    This interpretation fits the New Testament emphasis on “the sword of the Lord.”  From Jesus prohibition of sword wielding in the Garden of Gethsemane to the sword proceeding from the mouth of the Rider on the White Horse in Revelation 19, the sword in these Gospel times is the Word of God.  God’s people defeat the principalities and powers, the Beasts and the Kings of the earth, by the sword of the Spirit which is the word of God (Ephesians 6).  That passage in Ephesians warns us not to think of battling the forces of evil as a military campaign in a worldly sense.  We promote the Kingdom and bring God’s justice to this world, “not with swords’ loud clashing or roll of stirring drums.  With deeds of love and mercy the heavenly kingdom comes.”  (from the hymn, “Lead On, O King Eternal”)  Or as Paul put it in II Cor. 10:14 in the RSV, “the weapons of our warfare are not worldly, but have divine power to destroy strongholds.”

    It might be helpful to think of The Great Commission in Matthew 28:18-20 as the New Testament equivalent of Psalm 149.  The Risen Jesus, who has just done a new thing to save his people, now claims that he is the King of the Universe.  As King, he sends his people out to conquer the world by teaching the nations to observe all he has commanded.  Bring them into the Kingdom by making them disciples—not by force of arms, but by the power of the Word of God.

    Interestingly, that Word is compared to a “double-edged sword” in Hebrews 4:12.  But unlike a physical sword that can stab and slash someone to death, the word of God penetrates soul and spirit to bring life.  And in language that echoes Psalm 149, this double-edged sword of the Lord “judges the thought and attitudes of the heart.”  It is, in other words, the instrument of judgment, as well as of salvation.

    In spite of the troubling issues raised by the language of the latter part of Psalm 149, it is worth wrestling with these issues in a sermon, because they remind us that even the gentlest Christian is in a war.  Though our warfare is not against flesh and blood, the principalities and powers are always trying to defeat the Kingdom of God.  And though we should not identify any one nation or political philosophy as the enemy of the church, there is a great deal of systemic and systematic opposition to the cause of Christ.  So we must be militant in our obedience to the Great Commission, even as we are faithful in our obedience to the Great Commandments (to love, even our enemy).  If we are such faithful, loving hasidim, then we will join the throng around the throne in heaven “from every tribe and language and people and nation (Rev. 5:9).”

    Illustration Idea

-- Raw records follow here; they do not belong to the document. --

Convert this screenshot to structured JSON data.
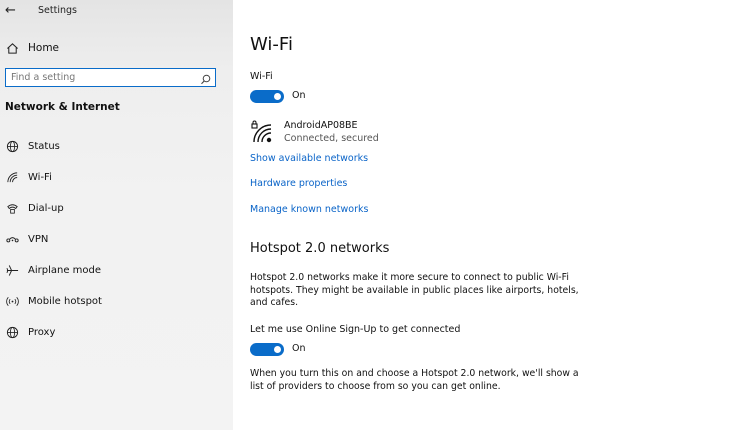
{
  "window": {
    "title": "Settings",
    "back_glyph": "←"
  },
  "sidebar": {
    "home_label": "Home",
    "search_placeholder": "Find a setting",
    "section_title": "Network & Internet",
    "items": [
      {
        "label": "Status",
        "icon": "globe-icon"
      },
      {
        "label": "Wi-Fi",
        "icon": "wifi-icon"
      },
      {
        "label": "Dial-up",
        "icon": "phone-icon"
      },
      {
        "label": "VPN",
        "icon": "vpn-icon"
      },
      {
        "label": "Airplane mode",
        "icon": "airplane-icon"
      },
      {
        "label": "Mobile hotspot",
        "icon": "hotspot-icon"
      },
      {
        "label": "Proxy",
        "icon": "globe-icon"
      }
    ]
  },
  "main": {
    "page_title": "Wi-Fi",
    "wifi_label": "Wi-Fi",
    "wifi_toggle": {
      "state": "On",
      "on": true
    },
    "network": {
      "name": "AndroidAP08BE",
      "status": "Connected, secured"
    },
    "links": [
      "Show available networks",
      "Hardware properties",
      "Manage known networks"
    ],
    "hotspot": {
      "title": "Hotspot 2.0 networks",
      "description": "Hotspot 2.0 networks make it more secure to connect to public Wi-Fi hotspots. They might be available in public places like airports, hotels, and cafes.",
      "signup_label": "Let me use Online Sign-Up to get connected",
      "signup_toggle": {
        "state": "On",
        "on": true
      },
      "footer": "When you turn this on and choose a Hotspot 2.0 network, we'll show a list of providers to choose from so you can get online."
    }
  },
  "colors": {
    "accent": "#0a6cc9",
    "link": "#0a64c8",
    "sidebar_bg": "#f3f3f3"
  }
}
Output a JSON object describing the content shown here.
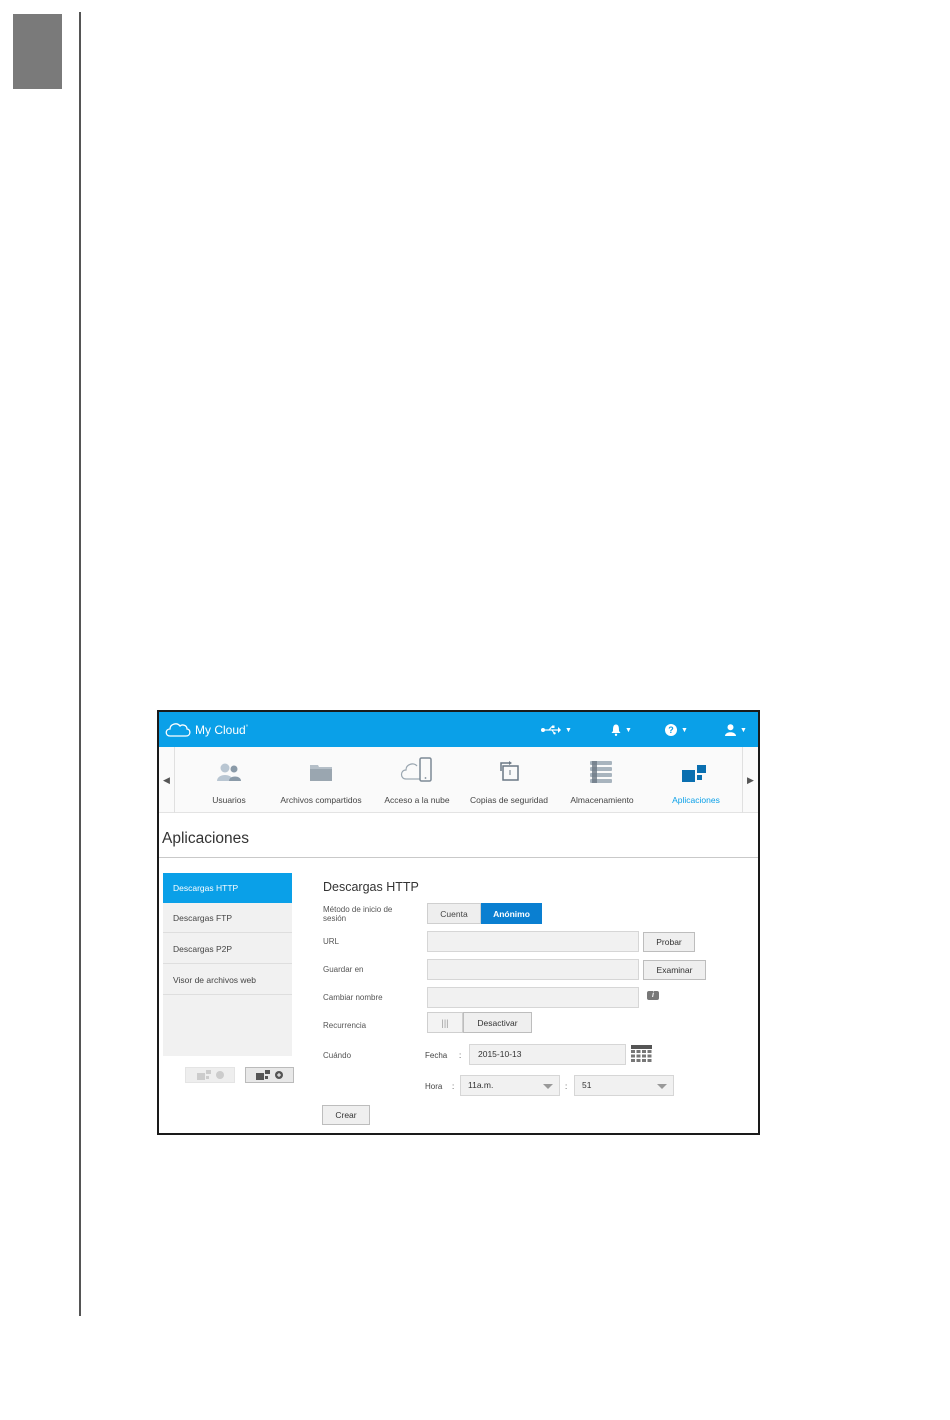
{
  "colors": {
    "brand": "#0aa0e8",
    "selected_segment": "#0a7fd1"
  },
  "app": {
    "brand": "My Cloud",
    "brand_mark": "°",
    "topbar_icons": [
      "usb-icon",
      "bell-icon",
      "help-icon",
      "user-icon"
    ]
  },
  "nav": {
    "items": [
      {
        "label": "Usuarios",
        "icon": "users-icon"
      },
      {
        "label": "Archivos compartidos",
        "icon": "folder-icon"
      },
      {
        "label": "Acceso a la nube",
        "icon": "cloud-device-icon"
      },
      {
        "label": "Copias de seguridad",
        "icon": "backup-icon"
      },
      {
        "label": "Almacenamiento",
        "icon": "storage-icon"
      },
      {
        "label": "Aplicaciones",
        "icon": "apps-icon",
        "active": true
      }
    ]
  },
  "page": {
    "title": "Aplicaciones"
  },
  "sidebar": {
    "items": [
      {
        "label": "Descargas HTTP",
        "active": true
      },
      {
        "label": "Descargas FTP"
      },
      {
        "label": "Descargas P2P"
      },
      {
        "label": "Visor de archivos web"
      }
    ]
  },
  "form": {
    "title": "Descargas HTTP",
    "login_method": {
      "label": "Método de inicio de sesión",
      "options": [
        "Cuenta",
        "Anónimo"
      ],
      "selected": "Anónimo"
    },
    "url": {
      "label": "URL",
      "value": "",
      "button": "Probar"
    },
    "save_to": {
      "label": "Guardar en",
      "value": "",
      "button": "Examinar"
    },
    "rename": {
      "label": "Cambiar nombre",
      "value": "",
      "info": "i"
    },
    "recurrence": {
      "label": "Recurrencia",
      "toggle_glyph": "|||",
      "button": "Desactivar"
    },
    "when": {
      "label": "Cuándo",
      "date_label": "Fecha",
      "date_value": "2015-10-13",
      "time_label": "Hora",
      "hour_value": "11a.m.",
      "minute_value": "51",
      "colon": ":"
    },
    "create_button": "Crear"
  }
}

    Even though many Christians shrink in horror from this old hymn because of its connections to imperialism and triumphalism, it echoes both Psalm 149 and Matthew 28.

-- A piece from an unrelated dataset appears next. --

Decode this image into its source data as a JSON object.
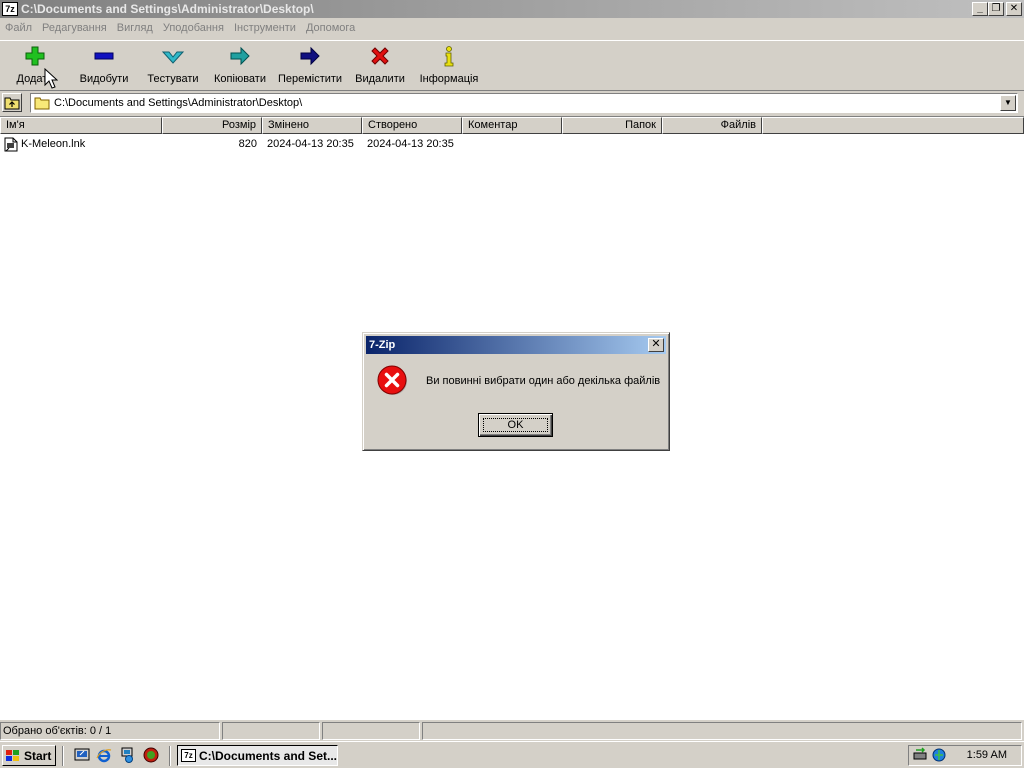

    “Onward Christian Soldiers, marching as to war, with the cross of Jesus going on before.

    Christ, the royal Master, leads against the foe; forward into battle, see his banners go!

    Onward then, O people, join our happy throng; blend with ours your voices in the triumph song.  Glory, laud, and honor unto Christ the King, we through countless ages with the angels sing.”

    For a powerful illustration of systemic and systematic opposition to the people of God, read the Japanese author Shusaku Endo’s masterpiece, Silence.  Or better, see the movie.  The brutal persecution of Japanese Christians in the 17th century will give you a visceral sense of Israel’s desperation in Psalm 149.  We don’t need to pick up physical weapons in response, but Endo helps us realize in a fresh way the reality of the war against the cause of Christ.

  • Lectionary Epistle +

    Romans 13:8-14

    Author: Scott Hoezee